I Learn about Intelligence in Marriage

For example, there was the occasion when my husband returned from a trip and I felt hurt that he hadn't brought me a special gift. I mentioned this in an Aesthetic Realism class and said I wasn't proud of my response. Ms. Reiss explained: “Women, for a long time, have judged men on what they gave them, when, how much. This is a classic subject about which women have hurt their lives.” And she showed that the reason I felt bad didn't essentially have to do with gifts but rather with what I want from another person. She asked: “Do you think you see Alan Shapiro on the one hand as a person, and on the other, just as someone who should honor you?” Yes, I did. I saw that what I wanted was a tribute to me. While not denying the possible goodness of gifts, Ms. Reiss said: “The greatest gift Mr. Shapiro can give you is to want to know you.” This discussion had me value so much more Alan's deep, good-natured desire to know who I am and how I see the world, and has had me want more than ever to do the same for him.

Feeling and Intelligence

Early in my knowing Alan, I saw I had a fear of feeling too much for him. Ms. Reiss asked me in a class: “If you're afraid of large feeling, do you see that large feeling as accurate? You can be afraid that you won't be proud because the big feeling is not exact. But you can also be afraid of having large emotion because the emotion is exact and will get you.”

I said I felt I wouldn't be in control if I were stirred, and Ms. Reiss asked, “Do you think being 'in control,' as you put it, is the ideal of beauty?” It's not. I've seen that the people I respect most show that the world has affected them, stirred them in big ways, and that's how I want to be!

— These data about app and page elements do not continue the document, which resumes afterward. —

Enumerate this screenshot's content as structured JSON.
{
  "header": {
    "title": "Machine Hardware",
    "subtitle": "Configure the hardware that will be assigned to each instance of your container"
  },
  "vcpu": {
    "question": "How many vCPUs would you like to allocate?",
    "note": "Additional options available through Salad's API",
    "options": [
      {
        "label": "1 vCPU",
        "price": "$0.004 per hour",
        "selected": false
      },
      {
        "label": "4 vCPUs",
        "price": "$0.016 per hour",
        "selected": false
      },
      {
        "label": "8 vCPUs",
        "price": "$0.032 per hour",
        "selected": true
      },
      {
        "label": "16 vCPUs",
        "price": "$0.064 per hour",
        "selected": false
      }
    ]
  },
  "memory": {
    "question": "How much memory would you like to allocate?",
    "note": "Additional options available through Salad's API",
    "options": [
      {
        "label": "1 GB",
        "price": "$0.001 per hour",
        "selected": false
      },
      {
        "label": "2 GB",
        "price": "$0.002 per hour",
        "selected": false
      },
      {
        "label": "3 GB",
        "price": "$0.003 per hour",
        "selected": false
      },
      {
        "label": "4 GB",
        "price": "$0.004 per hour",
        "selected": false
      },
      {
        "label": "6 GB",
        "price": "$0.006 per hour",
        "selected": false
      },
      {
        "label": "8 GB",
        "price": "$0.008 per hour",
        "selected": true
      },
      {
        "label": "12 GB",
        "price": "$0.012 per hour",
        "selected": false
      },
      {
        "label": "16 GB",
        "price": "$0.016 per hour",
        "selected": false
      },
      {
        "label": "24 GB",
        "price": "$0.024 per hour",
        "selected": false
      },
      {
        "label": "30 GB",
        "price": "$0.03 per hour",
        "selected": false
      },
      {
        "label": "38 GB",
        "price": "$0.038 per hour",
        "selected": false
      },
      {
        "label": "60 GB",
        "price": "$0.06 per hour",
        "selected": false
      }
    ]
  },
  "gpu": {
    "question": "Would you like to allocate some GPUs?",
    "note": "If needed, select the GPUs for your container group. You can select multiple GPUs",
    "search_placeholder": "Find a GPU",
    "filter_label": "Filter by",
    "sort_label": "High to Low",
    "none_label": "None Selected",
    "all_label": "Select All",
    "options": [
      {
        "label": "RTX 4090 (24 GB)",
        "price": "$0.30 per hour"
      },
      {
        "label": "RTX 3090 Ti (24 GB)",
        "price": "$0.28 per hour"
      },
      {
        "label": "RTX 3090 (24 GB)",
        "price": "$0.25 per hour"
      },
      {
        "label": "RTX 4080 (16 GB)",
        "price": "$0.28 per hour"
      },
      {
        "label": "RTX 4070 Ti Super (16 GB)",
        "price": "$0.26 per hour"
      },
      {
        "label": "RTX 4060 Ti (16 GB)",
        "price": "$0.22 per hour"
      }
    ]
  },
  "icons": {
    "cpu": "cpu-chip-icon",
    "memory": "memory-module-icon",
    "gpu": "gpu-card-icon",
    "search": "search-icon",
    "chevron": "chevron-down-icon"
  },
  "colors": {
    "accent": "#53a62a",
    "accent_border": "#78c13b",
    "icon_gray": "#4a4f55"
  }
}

“Intelligence,” said Mr. Siegel, “is a kind of justice.” That justice is a beautiful, practical, learnable thing. It is what the study of Aesthetic Realism can bring to every person's life.